Wanquetin is a village approximately 12 kilometres west of Arras and approximately 6 kilometres north of Beaumetz. Wanquetin Communal Cemetery lies to the north-east of the village on the road to Warlus (D59)
A few burials were made in the communal cemetery from March to November 1916, but in October 1916, the 41st Casualty Clearing Station came to the village, and by the end of November it had become necessary to begin the extension.
The last graves made in the cemetery were those in Plot II, Row E, where 23 men of the 3rd Canadian Machine Gun Battalion, killed on 24 September 1918 in a German daylight air raid over Warlus, are buried.
The communal cemetery contains eight Commonwealth burials of the First World War, the extension 222.
The extension also contains nine Second World War burials from May 1940. The extension was designed by Sir Reginald Blomfield.

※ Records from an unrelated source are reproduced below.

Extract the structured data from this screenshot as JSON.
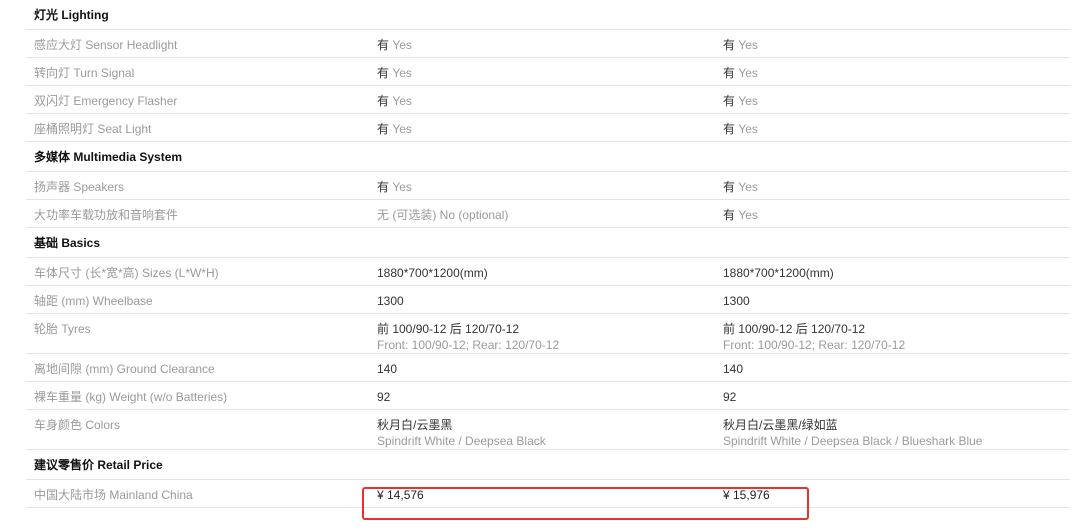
{
  "highlight_color": "#e8322a",
  "sections": [
    {
      "title": "灯光 Lighting",
      "rows": [
        {
          "label": "感应大灯 Sensor Headlight",
          "v1": "有",
          "v1_en": "Yes",
          "v2": "有",
          "v2_en": "Yes"
        },
        {
          "label": "转向灯 Turn Signal",
          "v1": "有",
          "v1_en": "Yes",
          "v2": "有",
          "v2_en": "Yes"
        },
        {
          "label": "双闪灯 Emergency Flasher",
          "v1": "有",
          "v1_en": "Yes",
          "v2": "有",
          "v2_en": "Yes"
        },
        {
          "label": "座桶照明灯 Seat Light",
          "v1": "有",
          "v1_en": "Yes",
          "v2": "有",
          "v2_en": "Yes"
        }
      ]
    },
    {
      "title": "多媒体 Multimedia System",
      "rows": [
        {
          "label": "扬声器 Speakers",
          "v1": "有",
          "v1_en": "Yes",
          "v2": "有",
          "v2_en": "Yes"
        },
        {
          "label": "大功率车载功放和音响套件",
          "v1": "无 (可选装)",
          "v1_en": "No (optional)",
          "v2": "有",
          "v2_en": "Yes"
        }
      ]
    },
    {
      "title": "基础 Basics",
      "rows": [
        {
          "label": "车体尺寸 (长*宽*高) Sizes (L*W*H)",
          "v1": "1880*700*1200(mm)",
          "v2": "1880*700*1200(mm)"
        },
        {
          "label": "轴距 (mm) Wheelbase",
          "v1": "1300",
          "v2": "1300"
        },
        {
          "label": "轮胎 Tyres",
          "v1": "前 100/90-12 后 120/70-12",
          "v1_sub": "Front: 100/90-12; Rear: 120/70-12",
          "v2": "前 100/90-12 后 120/70-12",
          "v2_sub": "Front: 100/90-12; Rear: 120/70-12"
        },
        {
          "label": "离地间隙 (mm) Ground Clearance",
          "v1": "140",
          "v2": "140"
        },
        {
          "label": "裸车重量 (kg) Weight (w/o Batteries)",
          "v1": "92",
          "v2": "92"
        },
        {
          "label": "车身颜色 Colors",
          "v1": "秋月白/云墨黑",
          "v1_sub": "Spindrift White / Deepsea Black",
          "v2": "秋月白/云墨黑/绿如蓝",
          "v2_sub": "Spindrift White / Deepsea Black / Blueshark Blue"
        }
      ]
    },
    {
      "title": "建议零售价 Retail Price",
      "rows": [
        {
          "label": "中国大陆市场 Mainland China",
          "v1": "¥ 14,576",
          "v2": "¥ 15,976"
        }
      ]
    }
  ]
}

889958 Corporal Joseph Kaeble VC MM
22nd Bn Canadian Infantry
Died on 9th June 1918 aged 26
Son of Mrs Joseph Kaeble, of Sayabec, Matane Co, Province of Quebec
Au champs de bataille
A Neuville Vitasse, Arras
London Gazette Supplement No 30903,
dated 16th September 1918
For most conspicuous bravery and extraordinary devotion to duty when in charge of a Lewis gun section in the front line trenches, in which a strong enemy raid was attempted. During an intense bombardment Corporal Kaeble remained at the parapet with his Lewis gun shouldered ready for action, the field of fire being very short. As soon as the barrage lifted from the front line, about fifty of the enemy advanced towards his post. By this time the whole of his section except one had become casualties.
Corporal Kaeble jumped over the parapet, and holding his Lewis gun at the hip, emptied one magazine after another into the advancing enemy, and although wounded several times by fragments of shells and bombs, he continued to fire and entirely blocked the enemy by his determined stand. Finally, firing all the time, he fell backwards into the trench mortally wounded.
While lying on his back in the trench he fired his last cartridges over the parapet at the retreating Germans, and before losing consciousness shouted to the wounded about him: "Keep it up, boys; do not let them get through! We must stop them !" The complete repulse of the enemy attack at this point was due to the remarkable personal bravery and self-sacrifice of this gallant non-commissioned officer, who died of his wounds shortly afterwards.
Grave: II A 8
Private John Keddie 859543
16th Bn Canadian Infantry
Died on 28th July 1918 aged 29
Son of Thomas and Sarah Keddie, of Heatherlie, Selkirk, Scotland
Husband of Agnes Keddie, of 503, Nairn Avenue, Elmwood, Winnipeg
And from the ground
There blossoms red
Life that shall endless be
Grave: II B 24
Private J Collie 928739
18th Bn Canadian Infantry
Western Ontario Regiment
Died on 18th July 1918 aged 35
Son of David and Jean Cooper Collie
Grave: II B 20
Private Joseph Ferguson 10930
1st Bn Royal Scots Fusiliers
Died on 20th April 1917 aged 21
Son of Mrs Theresa Ferguson, of 16, Brook Street, Dundee
Shot at Dawn for Desertion
A regular soldier, Ferguson already had a number of convictions and had received a suspended death sentence for a previous act of desertion. In October 1916 he deserted once again whilst on the Somme and managed to elude the authorities until 27 January 1917 when he was arrested at Ribemont near Albert wearing a chest full of medals that didn't belong to him. With previous convictions the High Command were less than sympathetic to his case.
Grave: I C 13